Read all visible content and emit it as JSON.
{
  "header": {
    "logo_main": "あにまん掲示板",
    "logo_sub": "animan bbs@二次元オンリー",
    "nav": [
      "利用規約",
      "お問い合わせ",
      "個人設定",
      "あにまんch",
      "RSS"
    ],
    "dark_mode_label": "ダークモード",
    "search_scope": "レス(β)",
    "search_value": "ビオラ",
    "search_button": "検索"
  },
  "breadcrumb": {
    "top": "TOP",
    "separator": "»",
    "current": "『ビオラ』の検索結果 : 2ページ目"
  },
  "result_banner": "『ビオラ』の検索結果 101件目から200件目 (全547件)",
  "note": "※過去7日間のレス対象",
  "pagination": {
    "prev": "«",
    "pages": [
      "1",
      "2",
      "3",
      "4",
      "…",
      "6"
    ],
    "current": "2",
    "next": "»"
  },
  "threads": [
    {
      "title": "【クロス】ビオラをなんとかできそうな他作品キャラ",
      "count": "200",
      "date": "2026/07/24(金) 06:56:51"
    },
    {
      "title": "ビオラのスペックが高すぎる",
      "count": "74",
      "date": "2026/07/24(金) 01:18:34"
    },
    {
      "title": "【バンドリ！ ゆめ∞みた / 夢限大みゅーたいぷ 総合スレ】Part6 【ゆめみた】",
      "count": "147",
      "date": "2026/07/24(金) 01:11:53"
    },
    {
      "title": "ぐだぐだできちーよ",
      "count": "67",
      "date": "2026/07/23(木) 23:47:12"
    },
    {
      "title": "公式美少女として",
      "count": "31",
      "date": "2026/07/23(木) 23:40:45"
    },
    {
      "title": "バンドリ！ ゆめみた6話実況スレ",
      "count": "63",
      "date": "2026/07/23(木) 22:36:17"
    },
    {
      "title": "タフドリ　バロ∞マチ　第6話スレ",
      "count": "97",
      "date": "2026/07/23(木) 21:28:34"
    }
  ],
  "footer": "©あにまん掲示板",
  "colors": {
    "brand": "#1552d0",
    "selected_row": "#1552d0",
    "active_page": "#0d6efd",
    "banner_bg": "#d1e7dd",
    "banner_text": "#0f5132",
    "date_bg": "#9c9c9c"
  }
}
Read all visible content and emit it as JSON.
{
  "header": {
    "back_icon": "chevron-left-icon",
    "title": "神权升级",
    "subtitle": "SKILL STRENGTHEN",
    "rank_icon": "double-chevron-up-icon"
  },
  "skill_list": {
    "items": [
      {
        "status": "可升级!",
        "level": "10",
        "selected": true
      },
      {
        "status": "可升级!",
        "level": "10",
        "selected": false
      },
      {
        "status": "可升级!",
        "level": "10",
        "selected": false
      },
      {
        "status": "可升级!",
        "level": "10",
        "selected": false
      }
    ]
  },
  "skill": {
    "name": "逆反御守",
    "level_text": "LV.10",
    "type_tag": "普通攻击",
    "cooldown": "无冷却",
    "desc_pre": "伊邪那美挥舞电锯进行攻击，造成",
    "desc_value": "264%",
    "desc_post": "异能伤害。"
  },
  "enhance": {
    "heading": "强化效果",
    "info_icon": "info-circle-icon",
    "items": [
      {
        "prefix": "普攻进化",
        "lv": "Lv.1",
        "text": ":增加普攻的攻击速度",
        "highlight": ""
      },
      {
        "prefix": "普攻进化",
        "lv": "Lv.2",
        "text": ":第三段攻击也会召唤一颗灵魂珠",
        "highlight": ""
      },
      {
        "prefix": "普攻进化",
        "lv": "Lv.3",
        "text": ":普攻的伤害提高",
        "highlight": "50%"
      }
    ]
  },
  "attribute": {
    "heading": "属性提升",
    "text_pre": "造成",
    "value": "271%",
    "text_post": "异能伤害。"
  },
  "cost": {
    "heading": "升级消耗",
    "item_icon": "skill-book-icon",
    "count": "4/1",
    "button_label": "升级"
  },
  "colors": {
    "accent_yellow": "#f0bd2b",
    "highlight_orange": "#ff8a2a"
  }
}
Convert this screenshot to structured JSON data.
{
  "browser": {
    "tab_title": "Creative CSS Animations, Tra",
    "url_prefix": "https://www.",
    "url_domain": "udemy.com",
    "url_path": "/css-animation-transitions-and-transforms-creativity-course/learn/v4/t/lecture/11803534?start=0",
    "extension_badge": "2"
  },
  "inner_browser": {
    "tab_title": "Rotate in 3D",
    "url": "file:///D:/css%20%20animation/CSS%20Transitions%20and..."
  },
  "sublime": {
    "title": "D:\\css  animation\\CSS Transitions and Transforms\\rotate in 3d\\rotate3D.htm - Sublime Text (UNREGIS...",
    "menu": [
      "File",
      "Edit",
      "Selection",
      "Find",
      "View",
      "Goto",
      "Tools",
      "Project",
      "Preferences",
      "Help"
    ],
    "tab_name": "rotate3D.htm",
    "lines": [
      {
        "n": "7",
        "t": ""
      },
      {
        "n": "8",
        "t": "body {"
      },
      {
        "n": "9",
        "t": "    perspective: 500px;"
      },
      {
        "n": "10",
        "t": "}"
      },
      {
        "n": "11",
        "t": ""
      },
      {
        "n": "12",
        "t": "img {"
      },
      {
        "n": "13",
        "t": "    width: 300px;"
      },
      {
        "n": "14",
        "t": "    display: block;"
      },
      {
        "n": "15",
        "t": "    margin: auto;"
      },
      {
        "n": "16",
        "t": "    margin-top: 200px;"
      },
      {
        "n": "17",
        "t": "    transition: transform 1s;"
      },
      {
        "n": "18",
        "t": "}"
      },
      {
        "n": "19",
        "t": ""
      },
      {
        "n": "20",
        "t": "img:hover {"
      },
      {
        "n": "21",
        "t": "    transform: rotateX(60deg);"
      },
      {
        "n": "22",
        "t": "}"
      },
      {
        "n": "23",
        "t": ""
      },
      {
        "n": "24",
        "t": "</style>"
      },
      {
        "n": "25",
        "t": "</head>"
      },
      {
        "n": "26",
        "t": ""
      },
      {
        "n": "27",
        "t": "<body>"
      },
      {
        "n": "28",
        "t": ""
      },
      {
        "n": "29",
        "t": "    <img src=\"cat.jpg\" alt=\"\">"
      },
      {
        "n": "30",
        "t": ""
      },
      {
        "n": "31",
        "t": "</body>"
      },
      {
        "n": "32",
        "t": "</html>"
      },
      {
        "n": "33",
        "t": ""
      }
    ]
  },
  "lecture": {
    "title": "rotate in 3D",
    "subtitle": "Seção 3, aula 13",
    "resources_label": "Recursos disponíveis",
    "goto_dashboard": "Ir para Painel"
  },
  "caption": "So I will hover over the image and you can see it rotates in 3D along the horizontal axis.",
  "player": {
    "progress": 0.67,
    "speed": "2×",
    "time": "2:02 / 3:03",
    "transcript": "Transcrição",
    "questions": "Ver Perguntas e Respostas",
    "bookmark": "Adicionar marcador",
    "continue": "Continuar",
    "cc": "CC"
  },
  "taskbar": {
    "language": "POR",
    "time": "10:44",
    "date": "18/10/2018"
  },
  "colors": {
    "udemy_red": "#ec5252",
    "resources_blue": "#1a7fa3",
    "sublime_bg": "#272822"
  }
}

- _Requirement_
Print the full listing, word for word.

- _Exercise result_
Read all visible content and emit it as JSON.
{
  "header": {
    "logo_main": "あにまん掲示板",
    "logo_sub": "animan bbs@二次元オンリー",
    "nav": [
      "利用規約",
      "お問い合わせ",
      "個人設定",
      "あにまんch",
      "RSS"
    ],
    "dark_mode_label": "ダークモード",
    "search_scope": "レス(β)",
    "search_value": "ビオラ",
    "search_button": "検索"
  },
  "breadcrumb": {
    "top": "TOP",
    "separator": "»",
    "current": "『ビオラ』の検索結果 : 2ページ目"
  },
  "result_banner": "『ビオラ』の検索結果 101件目から200件目 (全547件)",
  "note": "※過去7日間のレス対象",
  "pagination": {
    "prev": "«",
    "pages": [
      "1",
      "2",
      "3",
      "4",
      "…",
      "6"
    ],
    "current": "2",
    "next": "»"
  },
  "threads": [
    {
      "title": "【クロス】ビオラをなんとかできそうな他作品キャラ",
      "count": "200",
      "date": "2026/07/24(金) 06:56:51"
    },
    {
      "title": "ビオラのスペックが高すぎる",
      "count": "74",
      "date": "2026/07/24(金) 01:18:34"
    },
    {
      "title": "【バンドリ！ ゆめ∞みた / 夢限大みゅーたいぷ 総合スレ】Part6 【ゆめみた】",
      "count": "147",
      "date": "2026/07/24(金) 01:11:53"
    },
    {
      "title": "ぐだぐだできちーよ",
      "count": "67",
      "date": "2026/07/23(木) 23:47:12"
    },
    {
      "title": "公式美少女として",
      "count": "31",
      "date": "2026/07/23(木) 23:40:45"
    },
    {
      "title": "バンドリ！ ゆめみた6話実況スレ",
      "count": "63",
      "date": "2026/07/23(木) 22:36:17"
    },
    {
      "title": "タフドリ　バロ∞マチ　第6話スレ",
      "count": "97",
      "date": "2026/07/23(木) 21:28:34"
    }
  ],
  "footer": "©あにまん掲示板",
  "colors": {
    "brand": "#1552d0",
    "selected_row": "#1552d0",
    "active_page": "#0d6efd",
    "banner_bg": "#d1e7dd",
    "banner_text": "#0f5132",
    "date_bg": "#9c9c9c"
  }
}
Read all visible content and emit it as JSON.
{
  "header": {
    "back_icon": "chevron-left-icon",
    "title": "神权升级",
    "subtitle": "SKILL STRENGTHEN",
    "rank_icon": "double-chevron-up-icon"
  },
  "skill_list": {
    "items": [
      {
        "status": "可升级!",
        "level": "10",
        "selected": true
      },
      {
        "status": "可升级!",
        "level": "10",
        "selected": false
      },
      {
        "status": "可升级!",
        "level": "10",
        "selected": false
      },
      {
        "status": "可升级!",
        "level": "10",
        "selected": false
      }
    ]
  },
  "skill": {
    "name": "逆反御守",
    "level_text": "LV.10",
    "type_tag": "普通攻击",
    "cooldown": "无冷却",
    "desc_pre": "伊邪那美挥舞电锯进行攻击，造成",
    "desc_value": "264%",
    "desc_post": "异能伤害。"
  },
  "enhance": {
    "heading": "强化效果",
    "info_icon": "info-circle-icon",
    "items": [
      {
        "prefix": "普攻进化",
        "lv": "Lv.1",
        "text": ":增加普攻的攻击速度",
        "highlight": ""
      },
      {
        "prefix": "普攻进化",
        "lv": "Lv.2",
        "text": ":第三段攻击也会召唤一颗灵魂珠",
        "highlight": ""
      },
      {
        "prefix": "普攻进化",
        "lv": "Lv.3",
        "text": ":普攻的伤害提高",
        "highlight": "50%"
      }
    ]
  },
  "attribute": {
    "heading": "属性提升",
    "text_pre": "造成",
    "value": "271%",
    "text_post": "异能伤害。"
  },
  "cost": {
    "heading": "升级消耗",
    "item_icon": "skill-book-icon",
    "count": "4/1",
    "button_label": "升级"
  },
  "colors": {
    "accent_yellow": "#f0bd2b",
    "highlight_orange": "#ff8a2a"
  }
}
Convert this screenshot to structured JSON data.
{
  "browser": {
    "tab_title": "Creative CSS Animations, Tra",
    "url_prefix": "https://www.",
    "url_domain": "udemy.com",
    "url_path": "/css-animation-transitions-and-transforms-creativity-course/learn/v4/t/lecture/11803534?start=0",
    "extension_badge": "2"
  },
  "inner_browser": {
    "tab_title": "Rotate in 3D",
    "url": "file:///D:/css%20%20animation/CSS%20Transitions%20and..."
  },
  "sublime": {
    "title": "D:\\css  animation\\CSS Transitions and Transforms\\rotate in 3d\\rotate3D.htm - Sublime Text (UNREGIS...",
    "menu": [
      "File",
      "Edit",
      "Selection",
      "Find",
      "View",
      "Goto",
      "Tools",
      "Project",
      "Preferences",
      "Help"
    ],
    "tab_name": "rotate3D.htm",
    "lines": [
      {
        "n": "7",
        "t": ""
      },
      {
        "n": "8",
        "t": "body {"
      },
      {
        "n": "9",
        "t": "    perspective: 500px;"
      },
      {
        "n": "10",
        "t": "}"
      },
      {
        "n": "11",
        "t": ""
      },
      {
        "n": "12",
        "t": "img {"
      },
      {
        "n": "13",
        "t": "    width: 300px;"
      },
      {
        "n": "14",
        "t": "    display: block;"
      },
      {
        "n": "15",
        "t": "    margin: auto;"
      },
      {
        "n": "16",
        "t": "    margin-top: 200px;"
      },
      {
        "n": "17",
        "t": "    transition: transform 1s;"
      },
      {
        "n": "18",
        "t": "}"
      },
      {
        "n": "19",
        "t": ""
      },
      {
        "n": "20",
        "t": "img:hover {"
      },
      {
        "n": "21",
        "t": "    transform: rotateX(60deg);"
      },
      {
        "n": "22",
        "t": "}"
      },
      {
        "n": "23",
        "t": ""
      },
      {
        "n": "24",
        "t": "</style>"
      },
      {
        "n": "25",
        "t": "</head>"
      },
      {
        "n": "26",
        "t": ""
      },
      {
        "n": "27",
        "t": "<body>"
      },
      {
        "n": "28",
        "t": ""
      },
      {
        "n": "29",
        "t": "    <img src=\"cat.jpg\" alt=\"\">"
      },
      {
        "n": "30",
        "t": ""
      },
      {
        "n": "31",
        "t": "</body>"
      },
      {
        "n": "32",
        "t": "</html>"
      },
      {
        "n": "33",
        "t": ""
      }
    ]
  },
  "lecture": {
    "title": "rotate in 3D",
    "subtitle": "Seção 3, aula 13",
    "resources_label": "Recursos disponíveis",
    "goto_dashboard": "Ir para Painel"
  },
  "caption": "So I will hover over the image and you can see it rotates in 3D along the horizontal axis.",
  "player": {
    "progress": 0.67,
    "speed": "2×",
    "time": "2:02 / 3:03",
    "transcript": "Transcrição",
    "questions": "Ver Perguntas e Respostas",
    "bookmark": "Adicionar marcador",
    "continue": "Continuar",
    "cc": "CC"
  },
  "taskbar": {
    "language": "POR",
    "time": "10:44",
    "date": "18/10/2018"
  },
  "colors": {
    "udemy_red": "#ec5252",
    "resources_blue": "#1a7fa3",
    "sublime_bg": "#272822"
  }
}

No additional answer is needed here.